The aim of the Mornington Peninsula Municipal Fire Management Plan is for all agencies and the community to work together across all land tenures to prevent, prepare for, respond to and recover from fire.
The objectives of the Municipal Fire Management Plan are to:
• identify, prioritise and co-ordinate treatment of fire risks;
• engage the community to participate actively in fire management planning;
• increase the capacity of communities within the Mornington Peninsula Shire to prepare themselves and their assets in the event of fire;
• monitor, review and evaluate all activities across this fire planning;
• reflect the regional strategic direction.
The Mornington Peninsula has many high bushfire risk environments. It is therefore important that Council and emergency management agencies continue to collaboratively develop and refine structures and systems to plan, prepare, respond and recover from emergency events.
The Mornington Peninsula Municipal Fire Management Plan has been prepared by the Municipal Fire Management Planning Committee and is a sub-plan to the Municipal Emergency Management Plan (MEMP). The plan is risk-based, having regard for the social, economic, built and natural environment impacts of fire, and functions as a guide for participants involved in fire management planning activities. The Mornington Peninsula Municipal Fire Management Plan was endorsed by Council on Monday 25 March, 2013.
Hastings bushfire case study
On Saturday January 3, 2015 the Mornington Peninsula experienced its largest bushfire in more than a decade. Unfortunately, bushfire continues to be a major challenge for emergency management agencies, local government and the community.
As a result of this fire, the Mornington Peninsula Shire and CFA commissioned this ‘Hastings Bushfire Case Study’ to gain a better understanding of the fire development and it’s subsequent impact on the community. The case study focuses on four key research themes:
- Fire behaviour;
- Fuel management zones;
- Community engagement and fire education; and
- Land use planning and building controls.
The Mornington Peninsula Shire and CFA will use the learning and research contained within this case study to jointly improve fire management planning into the future on the Mornington Peninsula. It is important to note that this report is not an exhaustive review of emergency management agencies and Shire prevention, preparedness, response and recovery activities but instead focuses on the four research themes from which the Mornington Peninsula Shire and CFA will gain most benefit.
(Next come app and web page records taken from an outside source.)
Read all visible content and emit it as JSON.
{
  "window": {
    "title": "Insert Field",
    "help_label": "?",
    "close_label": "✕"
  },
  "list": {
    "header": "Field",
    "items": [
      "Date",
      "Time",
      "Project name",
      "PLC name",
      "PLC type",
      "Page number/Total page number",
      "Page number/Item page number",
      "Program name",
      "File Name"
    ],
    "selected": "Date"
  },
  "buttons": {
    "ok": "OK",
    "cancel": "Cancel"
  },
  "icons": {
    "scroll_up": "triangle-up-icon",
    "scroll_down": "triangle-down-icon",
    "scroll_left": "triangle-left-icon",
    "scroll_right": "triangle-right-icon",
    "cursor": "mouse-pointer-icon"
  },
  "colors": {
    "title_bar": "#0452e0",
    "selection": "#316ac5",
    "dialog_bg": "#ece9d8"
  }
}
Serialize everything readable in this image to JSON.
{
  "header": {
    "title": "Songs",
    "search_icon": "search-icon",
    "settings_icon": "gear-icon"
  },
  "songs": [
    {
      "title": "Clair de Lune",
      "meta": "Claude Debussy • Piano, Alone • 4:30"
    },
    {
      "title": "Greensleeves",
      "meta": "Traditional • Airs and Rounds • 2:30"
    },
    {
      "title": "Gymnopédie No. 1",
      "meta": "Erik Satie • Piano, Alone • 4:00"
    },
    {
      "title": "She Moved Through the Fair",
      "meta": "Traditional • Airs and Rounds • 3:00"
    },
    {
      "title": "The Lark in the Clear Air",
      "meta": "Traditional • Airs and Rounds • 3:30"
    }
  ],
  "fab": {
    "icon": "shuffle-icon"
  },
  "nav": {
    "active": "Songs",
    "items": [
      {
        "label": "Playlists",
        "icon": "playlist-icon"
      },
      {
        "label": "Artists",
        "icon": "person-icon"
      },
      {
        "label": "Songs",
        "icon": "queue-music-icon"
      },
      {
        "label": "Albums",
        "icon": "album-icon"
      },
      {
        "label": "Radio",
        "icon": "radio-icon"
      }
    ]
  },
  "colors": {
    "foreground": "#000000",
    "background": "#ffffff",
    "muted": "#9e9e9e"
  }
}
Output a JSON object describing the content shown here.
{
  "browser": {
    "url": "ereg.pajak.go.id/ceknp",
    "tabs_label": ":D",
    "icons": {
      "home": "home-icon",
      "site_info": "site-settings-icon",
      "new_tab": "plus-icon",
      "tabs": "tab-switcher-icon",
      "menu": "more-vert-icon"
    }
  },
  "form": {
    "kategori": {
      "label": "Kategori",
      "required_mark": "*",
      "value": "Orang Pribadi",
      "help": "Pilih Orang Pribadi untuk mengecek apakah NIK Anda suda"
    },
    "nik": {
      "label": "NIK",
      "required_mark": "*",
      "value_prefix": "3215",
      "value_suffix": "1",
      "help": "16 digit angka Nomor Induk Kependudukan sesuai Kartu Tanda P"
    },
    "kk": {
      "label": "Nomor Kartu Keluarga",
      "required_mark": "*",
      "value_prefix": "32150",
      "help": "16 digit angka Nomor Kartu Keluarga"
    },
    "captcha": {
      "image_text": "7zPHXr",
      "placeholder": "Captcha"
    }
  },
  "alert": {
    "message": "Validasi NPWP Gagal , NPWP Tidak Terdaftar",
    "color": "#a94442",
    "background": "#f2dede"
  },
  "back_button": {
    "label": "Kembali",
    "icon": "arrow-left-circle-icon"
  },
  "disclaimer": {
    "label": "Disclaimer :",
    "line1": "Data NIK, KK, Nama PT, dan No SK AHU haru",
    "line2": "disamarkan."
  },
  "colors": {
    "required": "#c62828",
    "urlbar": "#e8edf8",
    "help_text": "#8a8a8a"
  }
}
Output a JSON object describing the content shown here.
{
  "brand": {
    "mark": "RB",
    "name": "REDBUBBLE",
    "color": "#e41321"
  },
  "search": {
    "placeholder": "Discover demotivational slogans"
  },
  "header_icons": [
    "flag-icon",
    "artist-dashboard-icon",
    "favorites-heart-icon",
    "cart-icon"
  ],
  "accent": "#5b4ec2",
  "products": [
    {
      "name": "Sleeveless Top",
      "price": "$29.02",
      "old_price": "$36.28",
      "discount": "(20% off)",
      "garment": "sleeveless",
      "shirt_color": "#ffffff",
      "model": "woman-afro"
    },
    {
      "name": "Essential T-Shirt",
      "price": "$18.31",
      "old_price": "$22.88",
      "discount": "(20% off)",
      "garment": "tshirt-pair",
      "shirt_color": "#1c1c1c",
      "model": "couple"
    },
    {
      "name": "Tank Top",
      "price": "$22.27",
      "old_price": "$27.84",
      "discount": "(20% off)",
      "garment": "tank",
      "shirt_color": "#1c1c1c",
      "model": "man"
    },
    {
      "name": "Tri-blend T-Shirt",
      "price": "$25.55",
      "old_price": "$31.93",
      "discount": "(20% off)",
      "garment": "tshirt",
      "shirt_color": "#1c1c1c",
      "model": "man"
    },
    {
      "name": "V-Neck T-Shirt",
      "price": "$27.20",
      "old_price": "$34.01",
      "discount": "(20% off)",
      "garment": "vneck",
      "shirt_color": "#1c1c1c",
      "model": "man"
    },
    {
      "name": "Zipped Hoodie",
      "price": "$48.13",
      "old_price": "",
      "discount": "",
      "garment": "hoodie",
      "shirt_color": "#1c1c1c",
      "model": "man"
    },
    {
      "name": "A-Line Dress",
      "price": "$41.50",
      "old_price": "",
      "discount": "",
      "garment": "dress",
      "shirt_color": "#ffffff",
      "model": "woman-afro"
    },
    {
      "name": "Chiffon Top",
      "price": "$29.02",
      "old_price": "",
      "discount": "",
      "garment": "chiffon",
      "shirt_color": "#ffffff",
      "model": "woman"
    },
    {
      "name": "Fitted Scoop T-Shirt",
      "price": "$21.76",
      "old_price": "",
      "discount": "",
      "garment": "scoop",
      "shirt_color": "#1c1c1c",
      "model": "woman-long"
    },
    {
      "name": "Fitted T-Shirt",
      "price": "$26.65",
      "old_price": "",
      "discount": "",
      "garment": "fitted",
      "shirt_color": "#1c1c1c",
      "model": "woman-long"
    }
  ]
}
Bushland Reserve Fire Management Plans
The Shire has a number of large reserves across that are mostly bushland reserves. Each one of these reserves has a fire management plan that has been endorsed by the Municipal Fire Prevention Committee and work is undertaken throughout the year in accordance with the approved fire management plans. View the plans and fire maps in the section Bushland Reserves & Fire Management
Roadsides Fire Management Plan
The Mornington Peninsula Shire Council Roadsides Fire Management Plan outlines a five-year program of additional roadside fire management works for Shire-managed roads and categorises the roads for fire management purposes. Read more about the Shire's plans for improved fire management
Freeway Reserve Fire Management Plan
VicRoads and Mornington Peninsula Shire have developed a Fire Management Plan for the Mornington Peninsula freeway reserve corridor between Melbourne Road, Blairgowrie and Truemans Road, Tootgarook. The plan assesses the nature and level of bushfire risk and identifies actions to mitigate the risk to the adjoining properties and general community, whilst minimising adverse environmental impacts.
Information Guides (formerly known as Township Protection Plans)
Community Information Guides have been developed for nine identified high risk bushfire locations:
- McCrae /Arthurs Seat
- Main Ridge
- Rye / St Andrews Beach
- Mount Martha
community information guides
The plans contain local information for communities to help identify and manage the risk of bushfire and are based on the town’s bushfire history, terrain, vegetation and access routes.
For further information visit the CFA website